▸ Task requirements
Could you set down every record exactly as it appears?
START Provided data
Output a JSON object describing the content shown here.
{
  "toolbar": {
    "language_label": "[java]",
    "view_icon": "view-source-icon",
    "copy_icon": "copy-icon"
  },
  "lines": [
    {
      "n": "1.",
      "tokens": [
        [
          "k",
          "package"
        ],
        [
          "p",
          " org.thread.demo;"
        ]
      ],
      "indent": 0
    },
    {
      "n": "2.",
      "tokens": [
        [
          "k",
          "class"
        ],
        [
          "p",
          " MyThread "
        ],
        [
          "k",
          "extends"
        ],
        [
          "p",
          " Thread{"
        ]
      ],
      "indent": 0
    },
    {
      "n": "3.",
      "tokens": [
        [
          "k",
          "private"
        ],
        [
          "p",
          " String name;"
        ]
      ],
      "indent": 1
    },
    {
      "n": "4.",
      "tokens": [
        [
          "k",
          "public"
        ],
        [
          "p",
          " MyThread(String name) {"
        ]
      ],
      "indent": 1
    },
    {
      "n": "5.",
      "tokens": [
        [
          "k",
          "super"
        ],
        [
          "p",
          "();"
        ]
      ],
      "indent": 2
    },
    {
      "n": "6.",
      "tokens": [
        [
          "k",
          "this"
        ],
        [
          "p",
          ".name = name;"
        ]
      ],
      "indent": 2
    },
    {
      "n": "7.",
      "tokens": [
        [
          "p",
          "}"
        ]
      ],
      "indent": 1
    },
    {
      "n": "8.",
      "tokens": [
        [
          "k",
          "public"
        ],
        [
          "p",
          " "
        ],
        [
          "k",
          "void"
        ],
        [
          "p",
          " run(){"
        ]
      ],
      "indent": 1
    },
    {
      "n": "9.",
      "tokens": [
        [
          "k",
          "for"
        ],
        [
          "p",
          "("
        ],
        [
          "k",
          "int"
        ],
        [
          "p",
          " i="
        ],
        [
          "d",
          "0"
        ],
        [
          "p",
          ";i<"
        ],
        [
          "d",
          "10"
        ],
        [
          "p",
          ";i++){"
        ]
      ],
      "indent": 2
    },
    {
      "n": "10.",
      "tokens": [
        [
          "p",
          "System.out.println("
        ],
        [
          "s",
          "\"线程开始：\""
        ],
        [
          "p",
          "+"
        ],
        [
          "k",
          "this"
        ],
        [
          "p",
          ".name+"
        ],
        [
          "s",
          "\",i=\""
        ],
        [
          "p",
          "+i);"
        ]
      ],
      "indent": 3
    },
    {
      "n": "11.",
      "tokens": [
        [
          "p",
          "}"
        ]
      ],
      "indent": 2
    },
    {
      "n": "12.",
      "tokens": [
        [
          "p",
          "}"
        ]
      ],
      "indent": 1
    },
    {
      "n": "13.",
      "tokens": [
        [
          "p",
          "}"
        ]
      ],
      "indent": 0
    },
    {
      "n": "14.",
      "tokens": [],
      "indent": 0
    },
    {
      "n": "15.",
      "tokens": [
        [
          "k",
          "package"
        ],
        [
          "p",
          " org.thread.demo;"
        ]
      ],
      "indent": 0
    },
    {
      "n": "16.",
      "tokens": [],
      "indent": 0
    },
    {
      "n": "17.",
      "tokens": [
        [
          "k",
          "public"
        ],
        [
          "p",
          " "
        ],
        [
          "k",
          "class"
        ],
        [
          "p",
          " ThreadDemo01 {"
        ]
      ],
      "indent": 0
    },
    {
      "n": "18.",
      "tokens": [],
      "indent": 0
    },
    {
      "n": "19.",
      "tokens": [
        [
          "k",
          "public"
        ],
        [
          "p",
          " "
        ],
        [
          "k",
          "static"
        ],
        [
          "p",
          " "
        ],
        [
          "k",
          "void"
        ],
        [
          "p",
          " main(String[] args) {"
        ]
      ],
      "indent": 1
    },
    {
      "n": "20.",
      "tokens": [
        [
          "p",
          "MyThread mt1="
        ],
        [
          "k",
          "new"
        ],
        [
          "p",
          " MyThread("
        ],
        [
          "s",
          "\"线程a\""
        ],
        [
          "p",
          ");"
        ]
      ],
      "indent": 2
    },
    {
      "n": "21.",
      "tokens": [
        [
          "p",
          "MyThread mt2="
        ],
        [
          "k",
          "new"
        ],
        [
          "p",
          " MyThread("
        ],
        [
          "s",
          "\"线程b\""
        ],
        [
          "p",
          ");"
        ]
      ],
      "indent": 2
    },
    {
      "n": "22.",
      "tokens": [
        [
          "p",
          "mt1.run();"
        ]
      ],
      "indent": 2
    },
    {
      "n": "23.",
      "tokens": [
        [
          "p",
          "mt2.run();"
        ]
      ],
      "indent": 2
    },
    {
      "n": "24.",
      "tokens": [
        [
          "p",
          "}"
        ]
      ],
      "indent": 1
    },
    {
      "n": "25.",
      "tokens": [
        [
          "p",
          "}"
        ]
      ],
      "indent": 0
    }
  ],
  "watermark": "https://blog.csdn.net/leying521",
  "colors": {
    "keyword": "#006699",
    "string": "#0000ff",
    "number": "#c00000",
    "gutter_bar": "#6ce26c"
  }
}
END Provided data
▸ Output for this task
Output a JSON object describing the content shown here.
{
  "toolbar": {
    "language_label": "[java]",
    "view_icon": "view-source-icon",
    "copy_icon": "copy-icon"
  },
  "lines": [
    {
      "n": "1.",
      "tokens": [
        [
          "k",
          "package"
        ],
        [
          "p",
          " org.thread.demo;"
        ]
      ],
      "indent": 0
    },
    {
      "n": "2.",
      "tokens": [
        [
          "k",
          "class"
        ],
        [
          "p",
          " MyThread "
        ],
        [
          "k",
          "extends"
        ],
        [
          "p",
          " Thread{"
        ]
      ],
      "indent": 0
    },
    {
      "n": "3.",
      "tokens": [
        [
          "k",
          "private"
        ],
        [
          "p",
          " String name;"
        ]
      ],
      "indent": 1
    },
    {
      "n": "4.",
      "tokens": [
        [
          "k",
          "public"
        ],
        [
          "p",
          " MyThread(String name) {"
        ]
      ],
      "indent": 1
    },
    {
      "n": "5.",
      "tokens": [
        [
          "k",
          "super"
        ],
        [
          "p",
          "();"
        ]
      ],
      "indent": 2
    },
    {
      "n": "6.",
      "tokens": [
        [
          "k",
          "this"
        ],
        [
          "p",
          ".name = name;"
        ]
      ],
      "indent": 2
    },
    {
      "n": "7.",
      "tokens": [
        [
          "p",
          "}"
        ]
      ],
      "indent": 1
    },
    {
      "n": "8.",
      "tokens": [
        [
          "k",
          "public"
        ],
        [
          "p",
          " "
        ],
        [
          "k",
          "void"
        ],
        [
          "p",
          " run(){"
        ]
      ],
      "indent": 1
    },
    {
      "n": "9.",
      "tokens": [
        [
          "k",
          "for"
        ],
        [
          "p",
          "("
        ],
        [
          "k",
          "int"
        ],
        [
          "p",
          " i="
        ],
        [
          "d",
          "0"
        ],
        [
          "p",
          ";i<"
        ],
        [
          "d",
          "10"
        ],
        [
          "p",
          ";i++){"
        ]
      ],
      "indent": 2
    },
    {
      "n": "10.",
      "tokens": [
        [
          "p",
          "System.out.println("
        ],
        [
          "s",
          "\"线程开始：\""
        ],
        [
          "p",
          "+"
        ],
        [
          "k",
          "this"
        ],
        [
          "p",
          ".name+"
        ],
        [
          "s",
          "\",i=\""
        ],
        [
          "p",
          "+i);"
        ]
      ],
      "indent": 3
    },
    {
      "n": "11.",
      "tokens": [
        [
          "p",
          "}"
        ]
      ],
      "indent": 2
    },
    {
      "n": "12.",
      "tokens": [
        [
          "p",
          "}"
        ]
      ],
      "indent": 1
    },
    {
      "n": "13.",
      "tokens": [
        [
          "p",
          "}"
        ]
      ],
      "indent": 0
    },
    {
      "n": "14.",
      "tokens": [],
      "indent": 0
    },
    {
      "n": "15.",
      "tokens": [
        [
          "k",
          "package"
        ],
        [
          "p",
          " org.thread.demo;"
        ]
      ],
      "indent": 0
    },
    {
      "n": "16.",
      "tokens": [],
      "indent": 0
    },
    {
      "n": "17.",
      "tokens": [
        [
          "k",
          "public"
        ],
        [
          "p",
          " "
        ],
        [
          "k",
          "class"
        ],
        [
          "p",
          " ThreadDemo01 {"
        ]
      ],
      "indent": 0
    },
    {
      "n": "18.",
      "tokens": [],
      "indent": 0
    },
    {
      "n": "19.",
      "tokens": [
        [
          "k",
          "public"
        ],
        [
          "p",
          " "
        ],
        [
          "k",
          "static"
        ],
        [
          "p",
          " "
        ],
        [
          "k",
          "void"
        ],
        [
          "p",
          " main(String[] args) {"
        ]
      ],
      "indent": 1
    },
    {
      "n": "20.",
      "tokens": [
        [
          "p",
          "MyThread mt1="
        ],
        [
          "k",
          "new"
        ],
        [
          "p",
          " MyThread("
        ],
        [
          "s",
          "\"线程a\""
        ],
        [
          "p",
          ");"
        ]
      ],
      "indent": 2
    },
    {
      "n": "21.",
      "tokens": [
        [
          "p",
          "MyThread mt2="
        ],
        [
          "k",
          "new"
        ],
        [
          "p",
          " MyThread("
        ],
        [
          "s",
          "\"线程b\""
        ],
        [
          "p",
          ");"
        ]
      ],
      "indent": 2
    },
    {
      "n": "22.",
      "tokens": [
        [
          "p",
          "mt1.run();"
        ]
      ],
      "indent": 2
    },
    {
      "n": "23.",
      "tokens": [
        [
          "p",
          "mt2.run();"
        ]
      ],
      "indent": 2
    },
    {
      "n": "24.",
      "tokens": [
        [
          "p",
          "}"
        ]
      ],
      "indent": 1
    },
    {
      "n": "25.",
      "tokens": [
        [
          "p",
          "}"
        ]
      ],
      "indent": 0
    }
  ],
  "watermark": "https://blog.csdn.net/leying521",
  "colors": {
    "keyword": "#006699",
    "string": "#0000ff",
    "number": "#c00000",
    "gutter_bar": "#6ce26c"
  }
}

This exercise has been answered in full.